1) The retrieval of the subversive memories inscribed in the sacred scriptures, hidden below layers of cultic regulations and doctrinal orthodoxies, but never totally effaced. A specific hermeneutical and exegetical concentration in the Exodus story as a paradigm of the liberating character of God’s actions, in the prophetic denunciations of injustice and oppression, and in the confrontations of the historical Jesus against the Judean religious authorities and Roman political powers and his solidarity with the nobodies of Judea and Galilee.
2) A historical understanding of Jesus’s proclamation of God’s kingdom. The kingdom is conceived as referring not to some otherworldly postmortem realm, but to the unceasing hope of a social configuration characterized by justice, solidarity, and freedom. Leonardo Boff and Jon Sobrino perceive Jesus as the Liberator, going back to the semantic roots of the term redemption (the deliverance of a captive or slave).

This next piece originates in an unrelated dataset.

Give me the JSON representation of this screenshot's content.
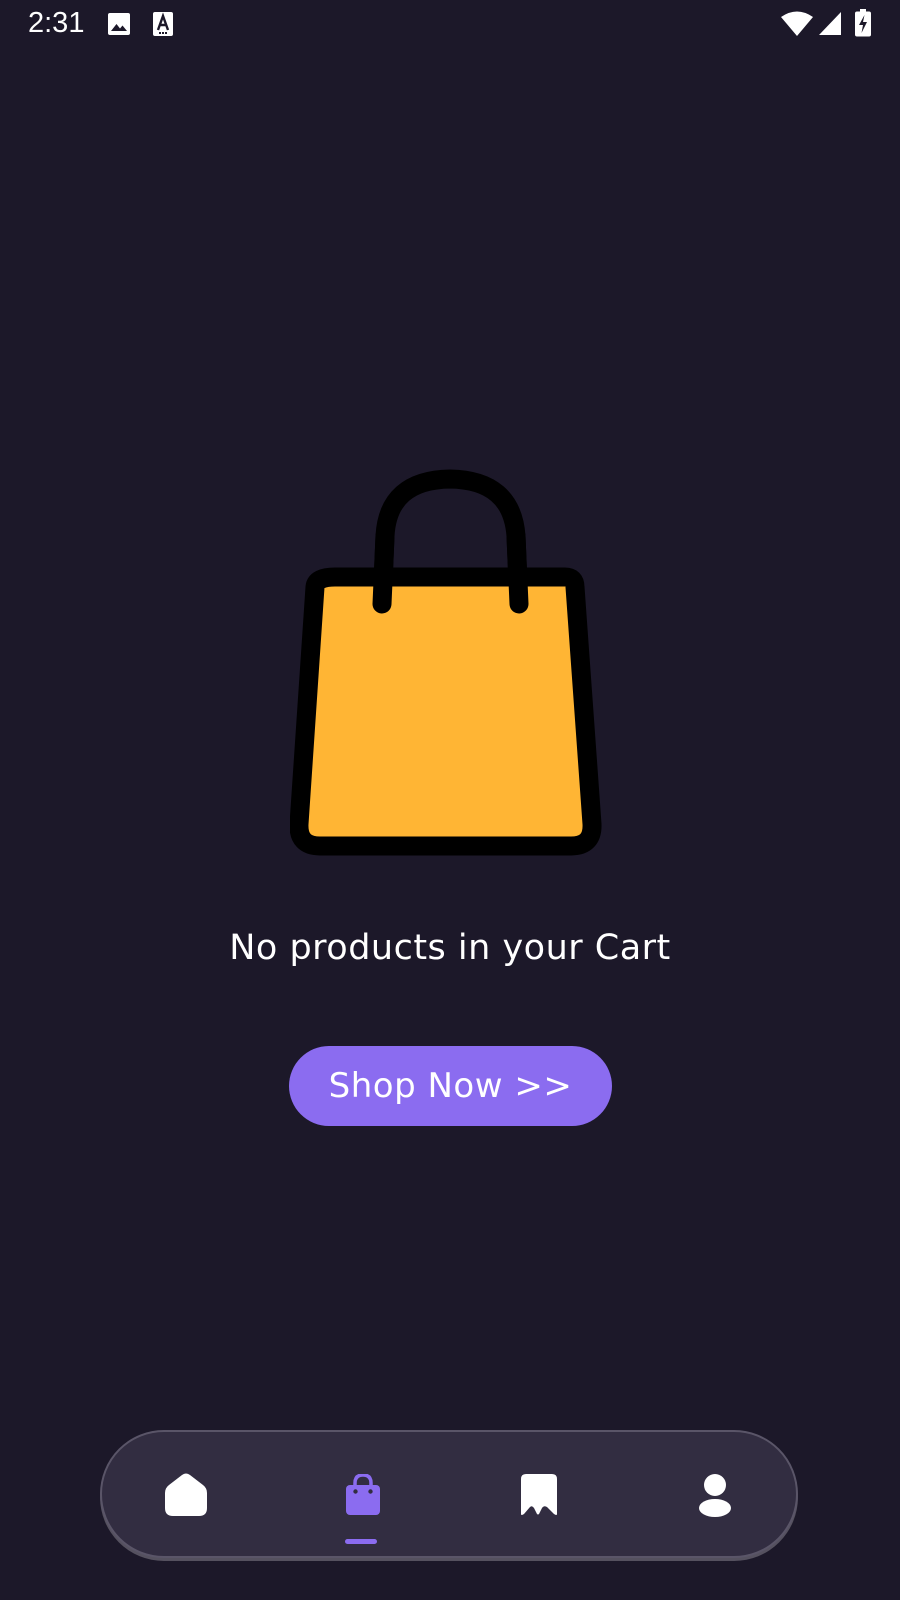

3) The divine preferential option for the poor, the excluded, and the destitute of this world. The church has to become the church of the poor, sharing their sorrows, hopes and struggles. Initially the accent was mainly socioeconomic, but it was gradually widen to include other categories of social exclusion (indigenous communities, racial and ethnic minorities, women).
4) Theology cannot be reduced to an intellectual understanding of the faith, but must also be a practical commitment for historical transformation. The category of praxis, partly borrowed from Paulo Freire’s pedagogy of liberation, partly an adaptation of Marx’s eleventh thesis on Feuerbach (“philosophers have hitherto only interpreted the world in various ways; the point is to change it”), acquired normative status. History, therefore, as the realm of the perennial struggle against oppressions and exclusions, emerged as the locus for Christian praxis.
5) God is reconceived not as an immutable and impassible entelechy but, according to the biblical narratives, as a compassionate Eternal Spirit that hears and pays close attention to the cry of the oppressed and whose action in human history has the redemption of the downtrodden and excluded as its ultimate telos. Herein might be located liberation theology’s main theoretical epistemological rupture and reconfiguration: a novel way of thinking about God’s being and action in history. Instead of contriving arcane scholastic definitions of divine essence, God is referred to as Liberator.
I would hope one day that our Hacking Hermeneutic might be considered under Liberation theology, but I think there’s too much privilege in hacking circles to be authentically part of that perspective. Until then, I’ll be content to read articles like this. I hope you enjoy it as much as I did.